  2. ^ Kuppers, Petra (2011). Disability Culture and Community Performance: Find a Strange and Twisted Shape. Houndmills and New York: Palgrave. ISBN 978-0-230-29827-9. Archived from the original on 2012-10-10.
  3. ^ a b Jennings, Luke (27 June 2010). "Amici Dance Theatre Company: Tightrope". The Guardian (The Observer). Retrieved June 12, 2012.
  4. ^ a b c d e f g h i j k l m n o p q r s Watlington, Emily (2021-03-09). "Cripping Choreography". ARTnews.com. Retrieved 2021-03-11.
  5. ^ Kuppers, Petra (2003). Disability and Contemporary Performance: Bodies on Edge. London and New York: Routledge.
  6. ^ a b "Why Physically Integrated Dance Still Faces So Many Challenges". Dance Magazine. 2017-11-17. Retrieved 2021-03-11.
  7. ^ Kim, Sarah. "Dance/USA Announces Inaugural Fellowship, Disabled Dancer Laurel Lawson Is One Recipient". Forbes. Retrieved 2021-03-11.
  8. ^ a b c d America, Good Morning. "Meet Sydney Mesher, Radio City's 1st Rockette with a visible disability". Good Morning America. Retrieved 2021-03-11.
  9. ^ a b "AXIS Dance Company". Dance Informa Magazine. 2012-10-28. Retrieved 2021-03-11.
  10. ^ Benjamin, Adam (2002). Making an Entrance: Theory and Practice for Disabled and Non-Disabled Dancers. Routledge. p. 15. ISBN 9780415251440.
  11. ^ Roy, Sanjoy (6 January 2009). "Step-by-step guide to dance: Candoco". Guardian News and Media. Retrieved 13 September 2010.
  12. ^ McCarthy, Suzanne (28 March 2002). "Celeste Dandeker...Anything But Bland". ballet.magazine. Archived from the original on 22 November 2008. Retrieved 13 September 2010.
  13. ^ "background". Candoco Dance Company. Retrieved 13 September 2010.
  14. ^ Austin, Kristin (February 1, 2011). "Company demonstrates that there is no such thing as a disability when it comes to dance". mlive.com. Retrieved February 7, 2011.
  15. ^ Quinlan, Margaret M (December 2010). "Communicating Through Dance". Communication Currents. Washington, DC: National Communication Association. Retrieved February 7, 2011.
  16. ^ Inc., CyCore Systems. "Full Radius Dance". fullradiusdance.org. Retrieved 2016-04-27.
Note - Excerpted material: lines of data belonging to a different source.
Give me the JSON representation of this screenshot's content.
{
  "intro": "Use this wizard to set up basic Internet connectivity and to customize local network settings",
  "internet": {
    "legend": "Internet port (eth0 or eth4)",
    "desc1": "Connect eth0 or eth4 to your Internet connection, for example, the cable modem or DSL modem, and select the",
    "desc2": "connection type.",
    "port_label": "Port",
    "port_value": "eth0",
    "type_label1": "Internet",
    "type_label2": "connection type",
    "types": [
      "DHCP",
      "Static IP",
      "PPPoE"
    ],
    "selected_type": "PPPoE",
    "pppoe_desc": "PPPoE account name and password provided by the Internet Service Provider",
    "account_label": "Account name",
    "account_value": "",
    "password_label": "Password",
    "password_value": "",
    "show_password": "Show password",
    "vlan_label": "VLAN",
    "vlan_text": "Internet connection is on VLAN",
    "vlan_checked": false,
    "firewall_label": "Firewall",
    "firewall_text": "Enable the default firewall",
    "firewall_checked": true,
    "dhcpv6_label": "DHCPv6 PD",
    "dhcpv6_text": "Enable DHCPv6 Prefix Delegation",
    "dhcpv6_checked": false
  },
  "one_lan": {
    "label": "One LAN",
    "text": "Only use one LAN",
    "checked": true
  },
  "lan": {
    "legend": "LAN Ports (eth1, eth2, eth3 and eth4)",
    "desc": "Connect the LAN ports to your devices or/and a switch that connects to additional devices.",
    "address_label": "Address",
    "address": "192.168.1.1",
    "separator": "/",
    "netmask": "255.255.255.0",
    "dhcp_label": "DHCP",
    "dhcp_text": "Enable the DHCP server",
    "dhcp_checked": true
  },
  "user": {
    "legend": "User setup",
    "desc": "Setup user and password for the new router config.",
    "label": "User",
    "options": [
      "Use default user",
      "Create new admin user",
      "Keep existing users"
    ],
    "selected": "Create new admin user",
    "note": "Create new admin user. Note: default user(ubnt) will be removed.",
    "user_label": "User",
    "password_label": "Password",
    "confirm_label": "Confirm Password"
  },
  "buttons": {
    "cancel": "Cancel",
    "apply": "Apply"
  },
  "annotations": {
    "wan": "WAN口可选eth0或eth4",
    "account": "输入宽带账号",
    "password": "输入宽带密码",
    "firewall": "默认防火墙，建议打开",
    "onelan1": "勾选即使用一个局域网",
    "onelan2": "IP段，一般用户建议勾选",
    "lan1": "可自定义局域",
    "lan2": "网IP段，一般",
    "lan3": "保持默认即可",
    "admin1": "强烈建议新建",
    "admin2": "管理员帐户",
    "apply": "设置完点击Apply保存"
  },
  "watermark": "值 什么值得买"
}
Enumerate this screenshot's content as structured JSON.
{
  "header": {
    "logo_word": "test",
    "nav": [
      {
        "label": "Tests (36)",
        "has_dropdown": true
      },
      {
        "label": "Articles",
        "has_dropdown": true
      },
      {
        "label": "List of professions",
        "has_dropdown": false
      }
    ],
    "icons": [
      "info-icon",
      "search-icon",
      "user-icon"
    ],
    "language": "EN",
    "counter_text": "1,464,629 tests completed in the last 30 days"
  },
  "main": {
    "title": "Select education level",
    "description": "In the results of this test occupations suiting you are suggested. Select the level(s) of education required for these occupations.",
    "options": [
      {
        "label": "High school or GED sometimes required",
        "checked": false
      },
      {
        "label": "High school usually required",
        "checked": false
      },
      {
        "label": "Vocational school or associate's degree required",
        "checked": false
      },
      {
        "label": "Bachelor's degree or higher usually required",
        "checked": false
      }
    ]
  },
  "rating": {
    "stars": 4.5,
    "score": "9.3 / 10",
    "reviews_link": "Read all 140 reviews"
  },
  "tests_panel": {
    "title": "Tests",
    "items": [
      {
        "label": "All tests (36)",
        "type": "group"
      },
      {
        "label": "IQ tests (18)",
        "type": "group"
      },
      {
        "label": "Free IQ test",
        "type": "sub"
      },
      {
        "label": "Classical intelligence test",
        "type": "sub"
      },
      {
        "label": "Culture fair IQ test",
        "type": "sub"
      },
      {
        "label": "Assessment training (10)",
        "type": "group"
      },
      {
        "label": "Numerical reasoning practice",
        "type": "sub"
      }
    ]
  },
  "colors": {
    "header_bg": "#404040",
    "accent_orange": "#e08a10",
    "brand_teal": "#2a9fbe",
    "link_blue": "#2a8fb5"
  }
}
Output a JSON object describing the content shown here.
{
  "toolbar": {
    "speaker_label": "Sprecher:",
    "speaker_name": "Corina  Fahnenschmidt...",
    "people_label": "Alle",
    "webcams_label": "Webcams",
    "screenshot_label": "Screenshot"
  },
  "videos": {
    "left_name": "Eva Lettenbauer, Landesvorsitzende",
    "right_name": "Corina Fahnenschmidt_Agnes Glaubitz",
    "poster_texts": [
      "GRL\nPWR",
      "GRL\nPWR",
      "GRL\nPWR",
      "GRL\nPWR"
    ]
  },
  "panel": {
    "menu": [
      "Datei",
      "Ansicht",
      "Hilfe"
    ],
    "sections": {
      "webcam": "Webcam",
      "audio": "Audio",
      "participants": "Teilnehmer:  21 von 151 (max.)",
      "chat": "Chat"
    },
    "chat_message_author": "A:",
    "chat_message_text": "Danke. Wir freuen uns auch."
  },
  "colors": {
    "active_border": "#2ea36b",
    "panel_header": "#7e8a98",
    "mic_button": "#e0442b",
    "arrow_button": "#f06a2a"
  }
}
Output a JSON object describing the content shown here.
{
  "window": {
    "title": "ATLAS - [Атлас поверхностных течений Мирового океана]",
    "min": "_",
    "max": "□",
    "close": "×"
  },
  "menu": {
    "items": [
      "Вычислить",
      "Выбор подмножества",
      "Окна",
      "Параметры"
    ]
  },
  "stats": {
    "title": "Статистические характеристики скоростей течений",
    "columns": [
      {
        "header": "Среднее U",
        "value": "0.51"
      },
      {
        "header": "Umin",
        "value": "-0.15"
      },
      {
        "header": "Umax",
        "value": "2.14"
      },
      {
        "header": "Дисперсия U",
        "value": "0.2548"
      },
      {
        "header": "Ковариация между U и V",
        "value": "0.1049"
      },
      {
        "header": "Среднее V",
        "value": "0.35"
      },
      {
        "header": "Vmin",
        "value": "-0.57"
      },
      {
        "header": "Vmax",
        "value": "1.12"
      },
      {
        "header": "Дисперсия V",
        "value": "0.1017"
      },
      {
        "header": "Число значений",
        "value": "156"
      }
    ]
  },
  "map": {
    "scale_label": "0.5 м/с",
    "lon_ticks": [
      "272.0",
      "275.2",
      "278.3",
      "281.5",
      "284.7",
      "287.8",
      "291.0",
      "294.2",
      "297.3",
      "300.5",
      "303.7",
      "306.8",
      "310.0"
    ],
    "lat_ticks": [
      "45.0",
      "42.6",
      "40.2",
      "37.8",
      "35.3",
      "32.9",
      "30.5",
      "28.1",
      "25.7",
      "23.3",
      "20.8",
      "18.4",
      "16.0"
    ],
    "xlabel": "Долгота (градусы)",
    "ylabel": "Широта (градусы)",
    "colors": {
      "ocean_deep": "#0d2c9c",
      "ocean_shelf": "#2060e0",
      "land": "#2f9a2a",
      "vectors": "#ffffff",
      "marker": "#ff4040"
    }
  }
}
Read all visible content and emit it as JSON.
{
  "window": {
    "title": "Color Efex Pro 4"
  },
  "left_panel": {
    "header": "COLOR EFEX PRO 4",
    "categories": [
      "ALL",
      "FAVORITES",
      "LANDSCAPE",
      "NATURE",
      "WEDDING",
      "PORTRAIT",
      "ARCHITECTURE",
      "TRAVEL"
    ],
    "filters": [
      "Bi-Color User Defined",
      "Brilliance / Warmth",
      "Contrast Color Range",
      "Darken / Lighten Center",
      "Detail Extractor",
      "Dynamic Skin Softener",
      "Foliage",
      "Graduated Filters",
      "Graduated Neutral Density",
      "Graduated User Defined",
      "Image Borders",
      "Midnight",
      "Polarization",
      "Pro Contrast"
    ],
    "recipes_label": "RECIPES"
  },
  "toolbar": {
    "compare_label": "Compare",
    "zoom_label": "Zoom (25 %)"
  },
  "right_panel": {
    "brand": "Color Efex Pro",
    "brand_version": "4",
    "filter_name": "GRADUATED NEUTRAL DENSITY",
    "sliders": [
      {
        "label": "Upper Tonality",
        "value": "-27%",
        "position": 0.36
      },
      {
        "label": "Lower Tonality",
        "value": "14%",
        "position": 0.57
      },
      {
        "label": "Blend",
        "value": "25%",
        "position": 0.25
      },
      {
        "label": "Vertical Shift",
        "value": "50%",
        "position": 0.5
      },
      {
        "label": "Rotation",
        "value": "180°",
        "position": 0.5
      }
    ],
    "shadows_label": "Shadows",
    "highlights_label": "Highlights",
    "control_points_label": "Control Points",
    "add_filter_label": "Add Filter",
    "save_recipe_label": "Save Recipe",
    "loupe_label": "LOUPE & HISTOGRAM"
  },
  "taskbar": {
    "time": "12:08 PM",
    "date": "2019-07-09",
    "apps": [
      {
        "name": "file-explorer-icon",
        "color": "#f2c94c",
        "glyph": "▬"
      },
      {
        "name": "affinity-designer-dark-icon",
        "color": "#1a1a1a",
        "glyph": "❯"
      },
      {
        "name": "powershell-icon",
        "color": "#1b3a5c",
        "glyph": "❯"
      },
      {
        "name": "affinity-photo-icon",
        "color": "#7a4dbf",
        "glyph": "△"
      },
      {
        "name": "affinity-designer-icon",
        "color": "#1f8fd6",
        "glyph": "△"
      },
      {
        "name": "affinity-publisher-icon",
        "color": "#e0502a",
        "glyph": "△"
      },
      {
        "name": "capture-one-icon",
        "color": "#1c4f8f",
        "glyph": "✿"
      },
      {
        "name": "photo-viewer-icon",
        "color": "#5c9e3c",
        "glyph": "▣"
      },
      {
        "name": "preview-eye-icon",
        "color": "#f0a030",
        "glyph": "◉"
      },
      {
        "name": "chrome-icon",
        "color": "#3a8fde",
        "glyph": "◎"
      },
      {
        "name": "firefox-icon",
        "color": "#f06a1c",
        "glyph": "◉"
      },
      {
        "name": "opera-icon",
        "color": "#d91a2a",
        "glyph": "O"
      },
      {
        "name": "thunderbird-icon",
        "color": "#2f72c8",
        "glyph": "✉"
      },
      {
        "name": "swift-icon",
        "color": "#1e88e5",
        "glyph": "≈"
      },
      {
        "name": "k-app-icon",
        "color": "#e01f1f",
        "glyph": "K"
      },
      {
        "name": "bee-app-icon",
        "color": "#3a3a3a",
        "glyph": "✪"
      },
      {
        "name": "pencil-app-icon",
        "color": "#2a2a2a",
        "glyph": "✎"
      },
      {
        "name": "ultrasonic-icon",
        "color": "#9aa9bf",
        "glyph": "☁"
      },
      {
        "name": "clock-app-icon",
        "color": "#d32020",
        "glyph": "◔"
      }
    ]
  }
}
  17. ^ "The Gimp Project — Heidi Latsky". Heidilatskydance.com. Archived from the original on 2016-04-16. Retrieved 2016-04-27.
  18. ^ "Indepen-dance". Retrieved 2017-12-20.
  19. ^ a b "History". Remix Dance Project. Retrieved 9 October 2010.
  20. ^ "Find Us — Restless Dance Theatre". Restlessdance.org. Retrieved 2013-04-05.
  21. ^ "What — Restless Dance Theatre". Restlessdance.org. Retrieved 2013-04-05.
  22. ^ a b "This Choreographer Directs a Physically Integrated Flamenco Company in Spain". Dance Magazine. 2020-11-04. Retrieved 2021-03-11.
  23. ^ Monahan, Natalie. "The art of dancing with a wheelchair | Crosscut". crosscut.com. Retrieved 2021-03-11.

External linksEdit